So, you're a new rider and you want a big bike. As long as you don't get stupid, you'll be able to handle it. It's all about the rider, right?
Forget about all the advice you get from the old codgers saying get a 250 or a 500. Why not go big right away? You'll learn how to ride it, and as you grow into it, you'll be fast. Bonus - you won't have to spend extra $$ to upgrade because you started out with what you wanted instead of buying a weenie bike.
If you buy a 250/500 or even a 600 that's not race ready you'll be kicking yourself within six months for not getting a bike that you can really tear it up with. So why bother with that? Just go straight to the big leagues. Get that literbike!
Yeah - who do you think you are kidding, squid?
Some of my favorite rationalizations:
"I'm athletic, and have good hand/eye coordination. Therefore I'm well suited to riding an aggressive sportbike." Cool, ask Kellen Winslow II about that. Unless you're a pro NFL player, I'm pretty sure he's more athletic than you are.
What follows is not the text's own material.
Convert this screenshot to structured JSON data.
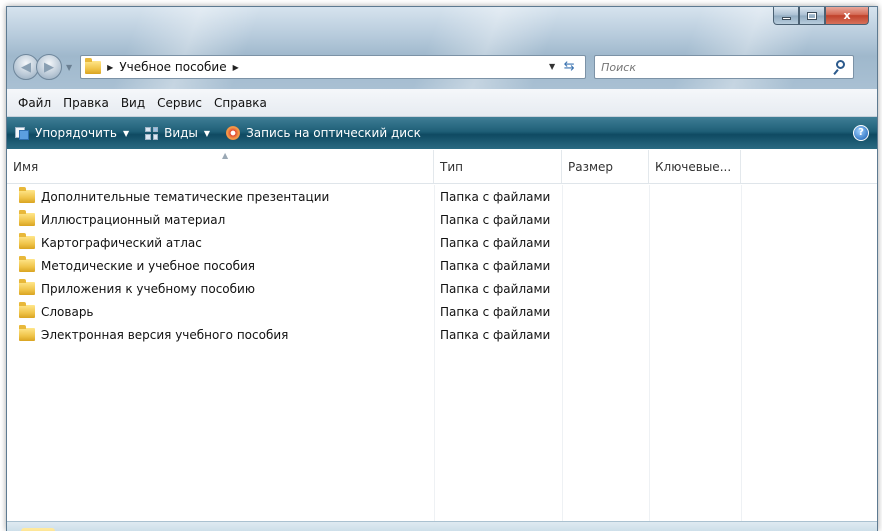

Until you've played a game where Randy Johnson might hit you in the head from behind with a fastball because he didn't see you, it doesn't even compare to riding on streets populated by cell-phone obsessed SUV drivers.
"I rode dirt, and have a lot of experience on dirt bikes." Great. Means nothing. Out on a dirt track, you don't have soccer-mom piloted SUV's that don't see you. Oh, and what's the 1/4 mile times on a dirt bike? Not even close.
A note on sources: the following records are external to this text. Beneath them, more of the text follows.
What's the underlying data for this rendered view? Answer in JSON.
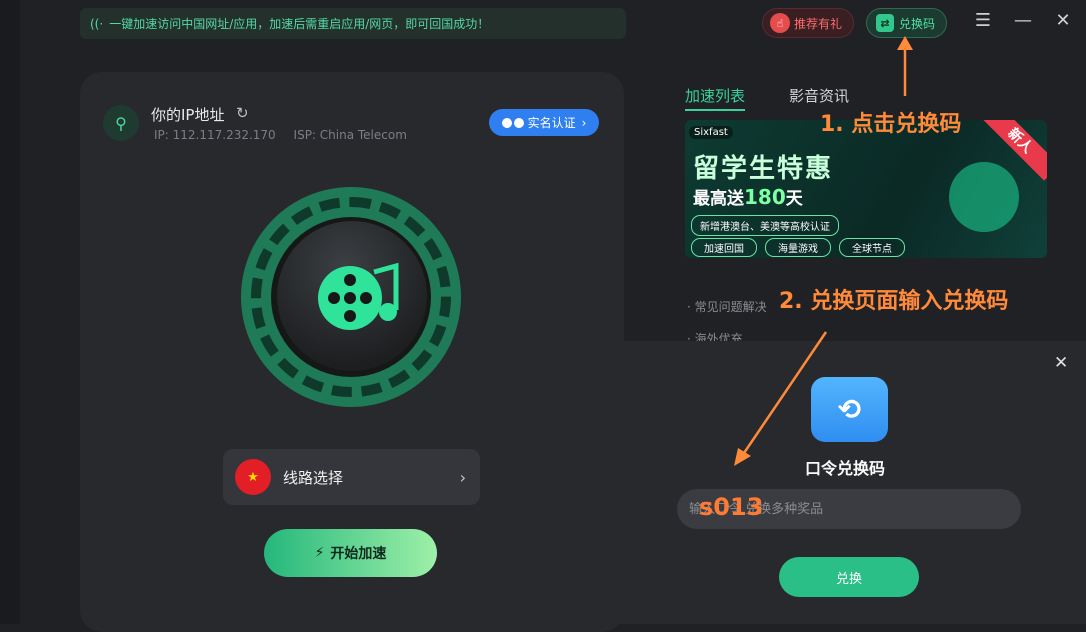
{
  "notice": {
    "text": "一键加速访问中国网址/应用，加速后需重启应用/网页，即可回国成功！"
  },
  "topbar": {
    "refer_label": "推荐有礼",
    "redeem_label": "兑换码"
  },
  "ip": {
    "title": "你的IP地址",
    "ip_text": "IP: 112.117.232.170",
    "isp_text": "ISP: China Telecom",
    "verify_label": "实名认证"
  },
  "route": {
    "label": "线路选择"
  },
  "start": {
    "label": "开始加速"
  },
  "tabs": [
    "加速列表",
    "影音资讯"
  ],
  "banner": {
    "brand": "Sixfast",
    "headline": "留学生特惠",
    "sub_prefix": "最高送",
    "sub_num": "180",
    "sub_suffix": "天",
    "note": "新增港澳台、美澳等高校认证",
    "chips": [
      "加速回国",
      "海量游戏",
      "全球节点"
    ],
    "tag": "新人"
  },
  "faq": [
    "· 常见问题解决",
    "· 海外优充"
  ],
  "redeem_dialog": {
    "title": "口令兑换码",
    "placeholder": "输入口令 兑换多种奖品",
    "typed": "s013",
    "button": "兑换"
  },
  "annotations": {
    "step1": "1. 点击兑换码",
    "step2": "2. 兑换页面输入兑换码"
  },
  "colors": {
    "accent": "#37d39a",
    "annotation": "#ff8a3a",
    "button": "#2bbf88"
  }
}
"People will give me flak if I have a weenie bike." Yeah, but you'll get even more shit if you have a literbike and can't ride it. When some guy torches you on his 600, or maybe even his weenie bike, you'll look like a total poser tool.
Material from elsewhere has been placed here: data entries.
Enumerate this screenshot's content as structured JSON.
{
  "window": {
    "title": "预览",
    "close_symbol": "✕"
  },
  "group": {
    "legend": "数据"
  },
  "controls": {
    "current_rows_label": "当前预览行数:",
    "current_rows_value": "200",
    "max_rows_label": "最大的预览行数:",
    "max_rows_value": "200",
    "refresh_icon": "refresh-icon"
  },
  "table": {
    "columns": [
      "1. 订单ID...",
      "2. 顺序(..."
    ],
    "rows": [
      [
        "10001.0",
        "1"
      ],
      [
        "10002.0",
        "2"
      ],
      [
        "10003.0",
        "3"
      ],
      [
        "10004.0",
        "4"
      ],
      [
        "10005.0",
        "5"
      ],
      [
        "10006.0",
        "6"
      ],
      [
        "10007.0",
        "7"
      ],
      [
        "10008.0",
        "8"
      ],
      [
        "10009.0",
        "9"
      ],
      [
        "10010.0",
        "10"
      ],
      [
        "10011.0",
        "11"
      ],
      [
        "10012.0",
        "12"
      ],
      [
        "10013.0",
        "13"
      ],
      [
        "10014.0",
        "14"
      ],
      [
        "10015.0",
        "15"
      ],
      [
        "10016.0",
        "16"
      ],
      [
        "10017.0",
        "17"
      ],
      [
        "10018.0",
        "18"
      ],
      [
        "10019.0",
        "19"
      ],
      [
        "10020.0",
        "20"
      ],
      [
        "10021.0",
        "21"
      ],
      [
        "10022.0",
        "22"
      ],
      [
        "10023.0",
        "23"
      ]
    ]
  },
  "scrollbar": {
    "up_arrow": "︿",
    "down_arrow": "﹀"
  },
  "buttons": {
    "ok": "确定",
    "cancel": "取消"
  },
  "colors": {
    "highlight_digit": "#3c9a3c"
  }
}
"I have no ego." Sure you do. Everyone does. If you have no ego, then why do you want a literbike or a race ready 600? So when you're sitting at a light on your Gixxer thou, and a bunch of bikes come up and take off with their tail-fluff waving bye-bye to you, you're just going to sit there and slowly pull off the line? Right.
"I'll outgrow a weenie bike really quickly." Sure you will. You're the next Valentino Rossi. You're the new Jeff Gordon on a bike. You're THAT fast and talented. Oh, by the way - Valentino started racing on 125cc bikes. That was his debut professionally. What do you think he learned on? Jeff Gordon learned how to drive by driving go-karts. Almost all the pros did.
"All bikes are dangerous anyway, so I might as well get the RR." There's some truth to that. However, a half twist of the throttle in 2nd or 3rd gear on a non-RR will give you a surge of power. On some of the 600RR's, and almost all the modern 1000RR, that same throttle twist will pop the wheel up, maybe even throw your ass. RR's are built to have lightning-fast responsiveness. The problem is, you're not. Same as any sport, reflexes and responses have to be conditioned. When you put in the wrong inputs on a smaller bike, it'll remind you that it doesn't really like it and resist you. On a race ready bike, it'll go ahead and do it. As Doc says, they'll do anything you want them to, but they don't speak your language. Take tankslapping for an example - if you're a new rider and your bike starts to headshake at anywhere over 30mph, you're probably going down because you don't know how to control it, and it'll turn into a tankslap. The way to ride out a headshake is the exact opposite of what your natural reflexes tell you to do. The newer RR's are highly prone to headshakes. Welcome to the bleeding edge.
It's real life, not Days of Thunder. The fastest riders/drivers on the planet got that way by starting out with smaller vehicles so they could learn to control the vehicle, rather than starting on something that they just rode and held on to. If you start big, you'll spend most of your time holding on for dear life. If you start small, you'll learn how to work the bike. But hey, what do Rossi, Gordon, the Haydens, Earnhardt, Wallace,
Rainey, or any of those guys know? They started out on weenie-mobiles.
My rant of the day.